Was the error in admitting the certificate of analysis, without the analyst’s testimony, harmless beyond a reasonable doubt? The majority opinion noted this issue in a footnote, and that the Massachusetts Court of Appeals also did not address this issue. See Melendez-Diaz, 557 U. S. at __ n.14. How many other pending cases with a similar procedural posture (relying on an analyst’s certificate in lieu of testimony) may be salvaged under harmless error review?

Q7: Contours of “testimonial” statements remain unresolved.

The Supreme Court in Crawford expressly left “for another day any effort to spell out a comprehensive definition of ‘testimonial’,” even recognizing that “our refusal to articulate a comprehensive definition in this case will cause interim uncertainty.” Crawford v. Washington, 541 U. S. 36, 68 n.10 (2004). The Crawford Court concluded that the term “testimonial” “applies at a minimum to prior testimony at a preliminary hearing, before a grand jury, or at a former trial; and to police interrogations.” Crawford, 541 U.S. at __.
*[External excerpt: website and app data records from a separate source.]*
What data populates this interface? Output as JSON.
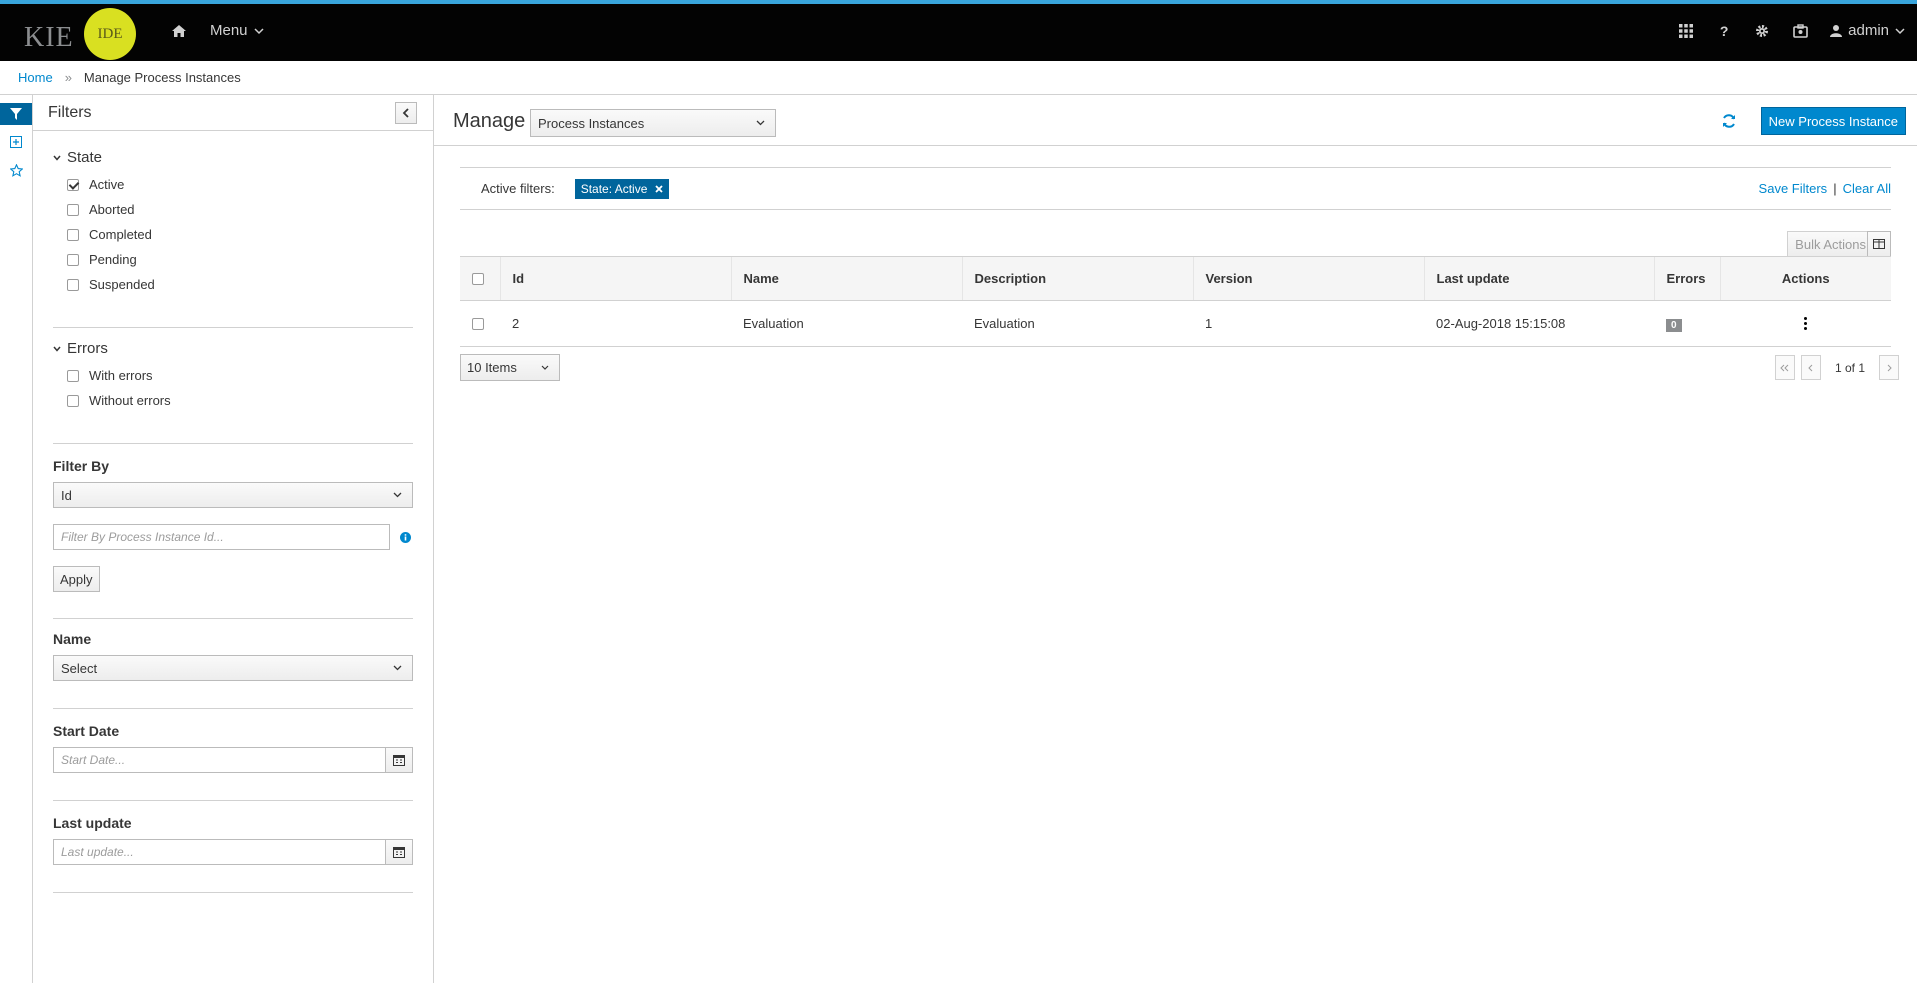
{
  "header": {
    "logo_text": "KIE",
    "logo_badge": "IDE",
    "menu_label": "Menu",
    "user_label": "admin",
    "help_label": "?"
  },
  "breadcrumb": {
    "home": "Home",
    "sep": "»",
    "current": "Manage Process Instances"
  },
  "filters": {
    "title": "Filters",
    "state": {
      "title": "State",
      "items": [
        {
          "label": "Active",
          "checked": true
        },
        {
          "label": "Aborted",
          "checked": false
        },
        {
          "label": "Completed",
          "checked": false
        },
        {
          "label": "Pending",
          "checked": false
        },
        {
          "label": "Suspended",
          "checked": false
        }
      ]
    },
    "errors": {
      "title": "Errors",
      "items": [
        {
          "label": "With errors",
          "checked": false
        },
        {
          "label": "Without errors",
          "checked": false
        }
      ]
    },
    "filter_by": {
      "title": "Filter By",
      "selected": "Id",
      "placeholder": "Filter By Process Instance Id...",
      "apply": "Apply"
    },
    "name": {
      "title": "Name",
      "selected": "Select"
    },
    "start_date": {
      "title": "Start Date",
      "placeholder": "Start Date..."
    },
    "last_update": {
      "title": "Last update",
      "placeholder": "Last update..."
    }
  },
  "main": {
    "title": "Manage",
    "view_select": "Process Instances",
    "new_button": "New Process Instance",
    "active_filters_label": "Active filters:",
    "chip": "State: Active",
    "save_filters": "Save Filters",
    "sep": "|",
    "clear_all": "Clear All",
    "bulk_actions": "Bulk Actions",
    "columns": [
      "Id",
      "Name",
      "Description",
      "Version",
      "Last update",
      "Errors",
      "Actions"
    ],
    "rows": [
      {
        "id": "2",
        "name": "Evaluation",
        "description": "Evaluation",
        "version": "1",
        "last_update": "02-Aug-2018 15:15:08",
        "errors": "0"
      }
    ],
    "page_size": "10 Items",
    "page_text": "1 of 1"
  },
  "colors": {
    "accent": "#0088ce",
    "chip": "#00659c",
    "topbar": "#030303",
    "logo": "#d9e021"
  }
}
Many of the questions concerning the scope of testimonial statements from the landmark ruling in 2004 remain unresolved five years later. Melendez-Diaz did not provide further guidance on the meaning of “testimonial” statements since the Court concluded the certificates of analysis were affidavits, and therefore within the “core class of testimonial statements.” Melendez-Diaz, 557 U. S. at __ (“There is little doubt that the documents at issue in this case fall within the ‘core class of testimonial statements’ thus described. Our description of that category mentions affidavits twice.”) (quoting Crawford, 541 U.S. at 51-52).

Q8: The impact of Justice Souter’s retirement?

Questions are raised about the future application of the Confrontation Clause by the announced departure of Justice Souter. The alignment of Justices for the majority and dissent was uncommon. The majority opinion, authored by Justice Scalia, was joined by Justices Stevens, Souter, Thomas and Ginsburg. Justice Kennedy authored the dissent, which was joined by Chief Justice Roberts and Justices Breyer and Alito.

The majority considered the resolution to represent a “rather straightforward application of our holding in Crawford.” Melendez-Diaz, 557 U. S. at __. Since the decision was rendered by the narrowest of margins, and Justice Souter was a member of the majority, what impact will his departure and his replacement have on the Confrontation Clause jurisprudence where the issue is not so “straightforward”? The new Justice, replacing Justice Souter, may help provide clarification or a new direction on Confrontation Clause jurisprudence.

On related issues, which Justice provided the critical fifth vote? Why did it take so long to issue the ruling, after the case was argued and submitted on November 10, 2008? The answers to these questions are unlikely to be known.

Only time will tell as to these preliminary and other questions concerning the application of Melendez-Diaz.

Federal Rules of Evidence